Speaking of the “Big Read”—see below—here are some additional details about the reading I’ll be doing in conjunction with the DC celebration:
Flirting with the Masters: Fiction Writers on F. Scott Fitzgerald
Tuesday, May 6, 2008
On Tuesday, May 6, the Arts Club of Washington will host acclaimed fiction writers LESLIE PIETRZYK and MATTHEW KLAM as they talk about the personal impact of reading F. Scott Fitzgerald, then share selections from their own work. This event is affiliated with the 2008 NEA “Big Read.” Free and open to the public, reception to follow.
LESLIE PIETRZYK is the author of the novels Pears on a Willow Tree and A Year and a Day, which was selected for the Book-of-the-Month Club and was featured in the Borders Bookstores “Original Voices” series. Her work has been nominated for several Pushcart Prizes and has received awards from Shenandoah, Columbia, Descant, and other journals. She has received fellowships from the Bread Loaf and Sewanee Writers’ Conferences.
MATTHEW KLAM is the author of Sam the Cat, a finalist for the Los Angeles Times Book of the Year and a New York Times Notable Book. He is the recipient of a Guggenheim Fellowship, an O'Henry Award, a Whiting Writer's Award, and a PEN/Robert Bingham Award, and has received grants from the NEA and the Fine Arts Work Center in Provincetown. He is a contributing writer to GQ Magazine, and has taught creative writing in many places including University of Michigan and American University, and is a Visiting Professor at Southampton College in New York.

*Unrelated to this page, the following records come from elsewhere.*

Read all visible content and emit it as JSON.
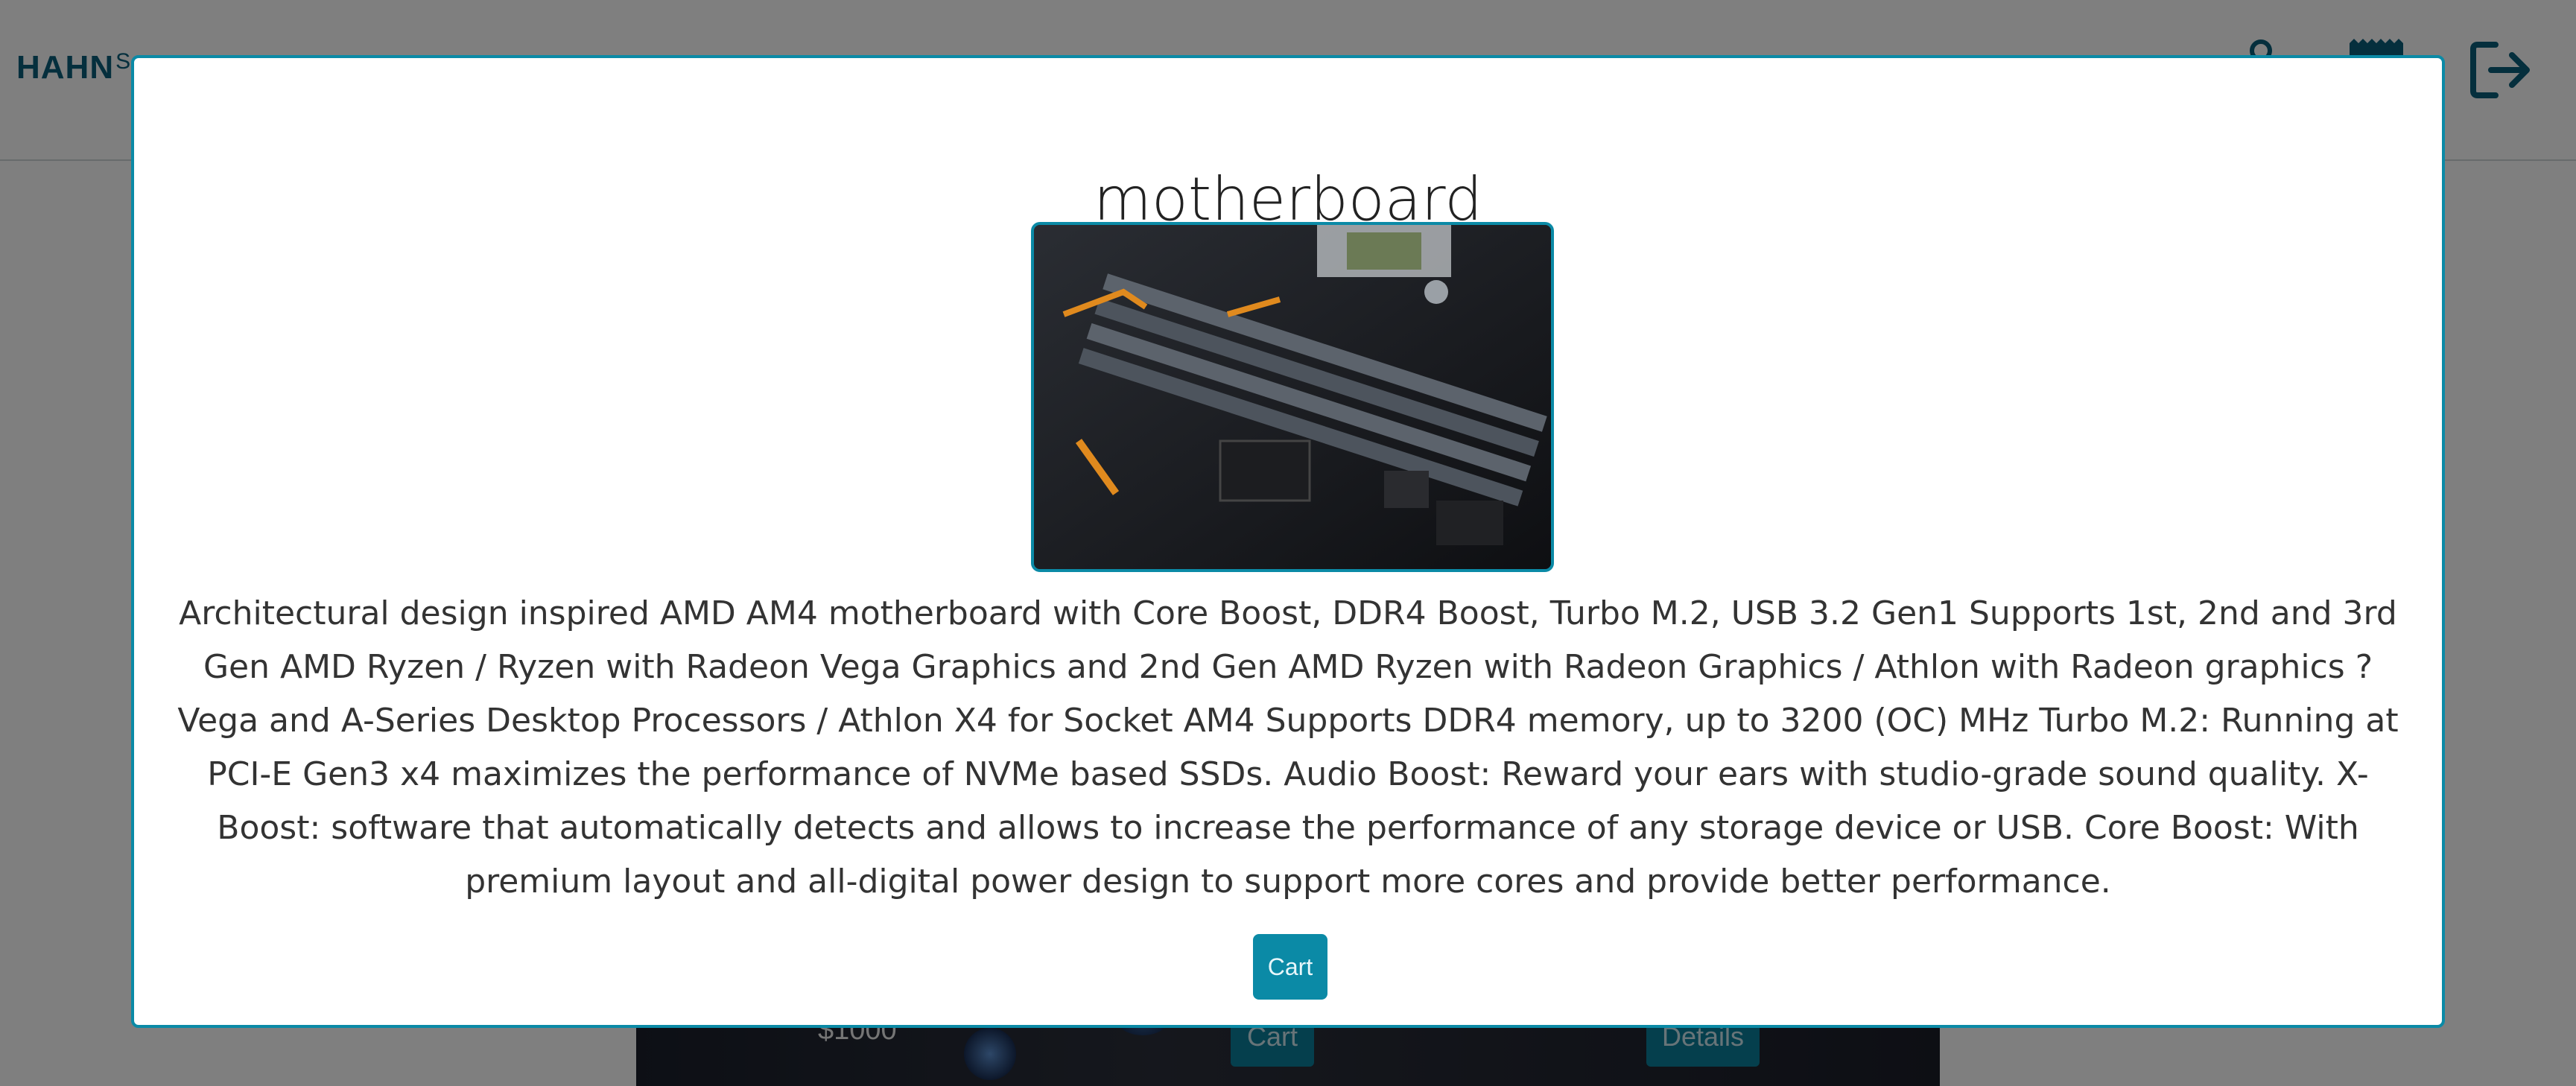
{
  "header": {
    "logo_text": "HAHN",
    "logo_sub": "S",
    "icons": [
      "user-icon",
      "cart-icon",
      "logout-icon"
    ]
  },
  "background_card": {
    "price": "$1000",
    "cart_label": "Cart",
    "details_label": "Details"
  },
  "modal": {
    "title": "motherboard",
    "image": "motherboard-photo",
    "description": "Architectural design inspired AMD AM4 motherboard with Core Boost, DDR4 Boost, Turbo M.2, USB 3.2 Gen1 Supports 1st, 2nd and 3rd Gen AMD Ryzen / Ryzen with Radeon Vega Graphics and 2nd Gen AMD Ryzen with Radeon Graphics / Athlon with Radeon graphics ? Vega and A-Series Desktop Processors / Athlon X4 for Socket AM4 Supports DDR4 memory, up to 3200 (OC) MHz Turbo M.2: Running at PCI-E Gen3 x4 maximizes the performance of NVMe based SSDs. Audio Boost: Reward your ears with studio-grade sound quality. X-Boost: software that automatically detects and allows to increase the performance of any storage device or USB. Core Boost: With premium layout and all-digital power design to support more cores and provide better performance.",
    "cart_label": "Cart"
  },
  "colors": {
    "accent": "#0b8aa6",
    "brand": "#0a5e7a",
    "overlay": "rgba(0,0,0,0.5)"
  }
}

Big Read - D.C. is a literacy event presented by the Humanities Council of Washington, DC and the DC Commission on the Arts and Humanities. DC is reading The Great Gatsby by F. Scott Fitzgerald from April 24 - May 24, 2008, as part of The Big Read, an initiative of the National Endowment for the Arts in partnership with the Institute of Museum and Library Services and Arts Midwest. For a calendar specific to DC-area events, visit www.dcbigread.blogspot.com.
The Arts Club of Washington is at 2017 I Street NW, near Foggy Bottom/GWU and Farragut West metro. Headquartered in the James Monroe House, a National Historic Landmark, the Club was founded in 1916 and is the oldest non-profit arts organization in the city. The Club mission is to generate public appreciation for and participation in the arts in the Nation’s capital, through ongoing educational programs that include literary events, art exhibitions, and musical and theatrical performances.
For more information on the Arts Club, visit www.artsclubofwashington.org.